Sorry Tim, it was just a tongue-in-cheek generalisation. The point I am making is that if church leaders have to make a decision which risks alienating some of their church members, they might as well wait until there is an equal split in opinions, then it makes no difference which way they go, because at least half the church will be happy. Of the remaining half, a few will probably leave, some will be prepared to live with it, and the rest will stay and just have a good moan about it!
Sorry Yvonne, I should have been clear, my initial reaction to your post was based on the logic, but there are very interesting theological points. It may be wise for a leader not to comment until it becomes necessary with a 50:50 split but it may also not be. In any case to act only on a faux democratic basis is probably not leadership (I don’t think that is what you are saying, especially with your comment about principals). Of more interest to me is the theology of those who stay. Do they stay because ‘the fight goes on’; do they stay because although the issue is of vital importance the Church needs to remain in fellowship even if divided in doctrine; do they remain because although important the issue is not as important as obedience (or some other loyalty); do they stay because the issue may be practically ignored?

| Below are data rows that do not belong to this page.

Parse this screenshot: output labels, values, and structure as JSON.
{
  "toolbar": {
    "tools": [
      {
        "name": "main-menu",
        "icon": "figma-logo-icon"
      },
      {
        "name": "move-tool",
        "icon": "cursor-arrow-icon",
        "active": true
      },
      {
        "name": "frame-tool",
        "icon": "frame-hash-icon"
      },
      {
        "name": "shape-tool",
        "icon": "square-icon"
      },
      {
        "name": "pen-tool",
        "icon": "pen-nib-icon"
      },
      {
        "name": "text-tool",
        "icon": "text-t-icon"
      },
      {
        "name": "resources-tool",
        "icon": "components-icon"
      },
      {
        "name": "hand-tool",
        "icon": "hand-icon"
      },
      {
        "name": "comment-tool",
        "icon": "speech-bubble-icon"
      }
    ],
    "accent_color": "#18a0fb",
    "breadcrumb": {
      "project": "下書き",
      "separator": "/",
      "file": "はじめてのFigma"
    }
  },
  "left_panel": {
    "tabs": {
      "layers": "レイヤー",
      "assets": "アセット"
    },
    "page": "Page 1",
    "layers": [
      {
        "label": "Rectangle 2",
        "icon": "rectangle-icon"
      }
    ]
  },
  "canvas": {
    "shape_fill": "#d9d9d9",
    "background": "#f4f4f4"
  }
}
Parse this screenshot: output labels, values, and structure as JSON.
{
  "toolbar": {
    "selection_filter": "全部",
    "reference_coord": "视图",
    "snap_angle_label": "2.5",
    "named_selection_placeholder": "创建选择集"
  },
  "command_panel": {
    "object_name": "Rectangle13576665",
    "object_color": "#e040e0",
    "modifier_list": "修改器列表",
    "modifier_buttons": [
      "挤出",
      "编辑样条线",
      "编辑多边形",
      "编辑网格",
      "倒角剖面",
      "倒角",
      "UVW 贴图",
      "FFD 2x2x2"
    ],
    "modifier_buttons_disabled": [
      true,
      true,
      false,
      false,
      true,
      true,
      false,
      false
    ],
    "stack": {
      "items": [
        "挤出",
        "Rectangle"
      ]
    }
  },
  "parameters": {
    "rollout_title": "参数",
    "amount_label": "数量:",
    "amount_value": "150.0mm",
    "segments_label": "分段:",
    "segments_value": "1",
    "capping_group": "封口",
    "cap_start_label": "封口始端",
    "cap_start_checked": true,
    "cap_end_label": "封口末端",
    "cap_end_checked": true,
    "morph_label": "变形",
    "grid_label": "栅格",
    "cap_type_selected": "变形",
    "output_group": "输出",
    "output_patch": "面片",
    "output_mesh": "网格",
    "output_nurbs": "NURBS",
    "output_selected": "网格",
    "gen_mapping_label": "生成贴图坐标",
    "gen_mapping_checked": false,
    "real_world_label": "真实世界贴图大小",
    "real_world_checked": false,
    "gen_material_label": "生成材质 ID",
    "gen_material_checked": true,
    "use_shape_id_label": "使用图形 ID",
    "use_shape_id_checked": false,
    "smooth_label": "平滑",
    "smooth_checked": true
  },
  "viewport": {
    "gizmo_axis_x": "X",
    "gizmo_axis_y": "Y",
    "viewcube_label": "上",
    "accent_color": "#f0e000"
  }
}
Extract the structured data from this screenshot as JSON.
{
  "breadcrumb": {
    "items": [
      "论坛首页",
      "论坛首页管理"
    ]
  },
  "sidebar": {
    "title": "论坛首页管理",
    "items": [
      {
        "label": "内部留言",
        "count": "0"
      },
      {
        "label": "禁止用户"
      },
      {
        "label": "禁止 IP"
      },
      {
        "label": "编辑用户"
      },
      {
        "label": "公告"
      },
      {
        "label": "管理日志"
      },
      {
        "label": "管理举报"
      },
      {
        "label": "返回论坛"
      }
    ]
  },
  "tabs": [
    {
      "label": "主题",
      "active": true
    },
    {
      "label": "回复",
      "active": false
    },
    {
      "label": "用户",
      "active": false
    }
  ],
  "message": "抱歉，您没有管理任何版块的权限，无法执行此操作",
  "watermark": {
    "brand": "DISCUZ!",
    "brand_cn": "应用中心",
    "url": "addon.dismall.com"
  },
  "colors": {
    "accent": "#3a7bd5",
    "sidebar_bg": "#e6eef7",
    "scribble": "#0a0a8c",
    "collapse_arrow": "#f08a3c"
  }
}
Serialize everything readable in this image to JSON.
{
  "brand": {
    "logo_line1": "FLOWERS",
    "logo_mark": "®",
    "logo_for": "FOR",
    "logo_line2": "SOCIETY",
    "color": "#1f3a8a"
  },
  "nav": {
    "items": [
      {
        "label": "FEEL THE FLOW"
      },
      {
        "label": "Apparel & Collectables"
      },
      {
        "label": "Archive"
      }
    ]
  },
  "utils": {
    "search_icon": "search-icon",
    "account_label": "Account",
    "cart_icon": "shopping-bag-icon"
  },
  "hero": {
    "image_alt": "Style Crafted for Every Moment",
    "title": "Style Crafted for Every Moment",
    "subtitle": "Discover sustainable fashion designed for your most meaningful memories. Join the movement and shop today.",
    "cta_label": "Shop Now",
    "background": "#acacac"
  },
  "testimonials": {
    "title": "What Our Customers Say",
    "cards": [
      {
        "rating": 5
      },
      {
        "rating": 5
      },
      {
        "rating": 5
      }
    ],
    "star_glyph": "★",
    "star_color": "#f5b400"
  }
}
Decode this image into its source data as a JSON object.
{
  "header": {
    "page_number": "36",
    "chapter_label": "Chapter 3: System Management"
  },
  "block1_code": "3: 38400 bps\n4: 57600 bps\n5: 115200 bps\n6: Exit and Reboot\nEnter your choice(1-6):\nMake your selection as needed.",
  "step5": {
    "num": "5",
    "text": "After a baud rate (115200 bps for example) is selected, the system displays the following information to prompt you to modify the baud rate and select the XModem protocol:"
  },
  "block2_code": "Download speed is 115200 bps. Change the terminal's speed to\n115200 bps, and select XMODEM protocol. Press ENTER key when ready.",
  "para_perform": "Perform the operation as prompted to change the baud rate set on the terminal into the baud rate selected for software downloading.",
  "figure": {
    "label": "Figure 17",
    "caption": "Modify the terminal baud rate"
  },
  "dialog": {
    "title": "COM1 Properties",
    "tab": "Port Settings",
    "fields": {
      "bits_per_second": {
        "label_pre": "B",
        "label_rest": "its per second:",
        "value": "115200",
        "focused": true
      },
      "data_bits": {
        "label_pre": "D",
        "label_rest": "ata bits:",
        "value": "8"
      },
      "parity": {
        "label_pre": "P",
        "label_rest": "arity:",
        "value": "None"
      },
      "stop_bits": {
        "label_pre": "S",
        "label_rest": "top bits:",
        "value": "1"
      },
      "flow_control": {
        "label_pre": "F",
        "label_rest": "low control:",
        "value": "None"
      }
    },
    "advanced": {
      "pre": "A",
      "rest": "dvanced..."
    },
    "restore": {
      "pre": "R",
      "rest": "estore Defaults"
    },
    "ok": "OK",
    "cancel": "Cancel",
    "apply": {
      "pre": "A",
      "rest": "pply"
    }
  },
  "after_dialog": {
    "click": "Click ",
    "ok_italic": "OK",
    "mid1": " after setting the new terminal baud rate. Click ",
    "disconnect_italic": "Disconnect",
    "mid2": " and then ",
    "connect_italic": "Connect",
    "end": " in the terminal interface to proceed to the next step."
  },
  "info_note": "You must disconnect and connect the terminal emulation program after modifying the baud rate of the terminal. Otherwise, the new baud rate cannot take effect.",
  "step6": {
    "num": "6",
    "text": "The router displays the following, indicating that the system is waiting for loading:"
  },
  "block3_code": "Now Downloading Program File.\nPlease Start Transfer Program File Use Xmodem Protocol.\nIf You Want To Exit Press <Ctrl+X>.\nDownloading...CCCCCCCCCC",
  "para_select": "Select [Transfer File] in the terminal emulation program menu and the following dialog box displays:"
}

I’m glad you asked those questions, Tim, because it made me think long and hard about my answers. I can only speak for myself, of course, but I would stay in a church, regardless of its stance on gay marriages or other serious issues, so long as Jesus remains the linchpin. I am all for unity in diversity, but I could not remain in a church that becomes so ‘woke’ that it cancels Jesus.
For me, worshipping God the Father, through His Son Jesus Christ, and in the power of the Holy Spirit, is what church is all about. Mission is essential and fellowship desirable, but both are secondary to worship.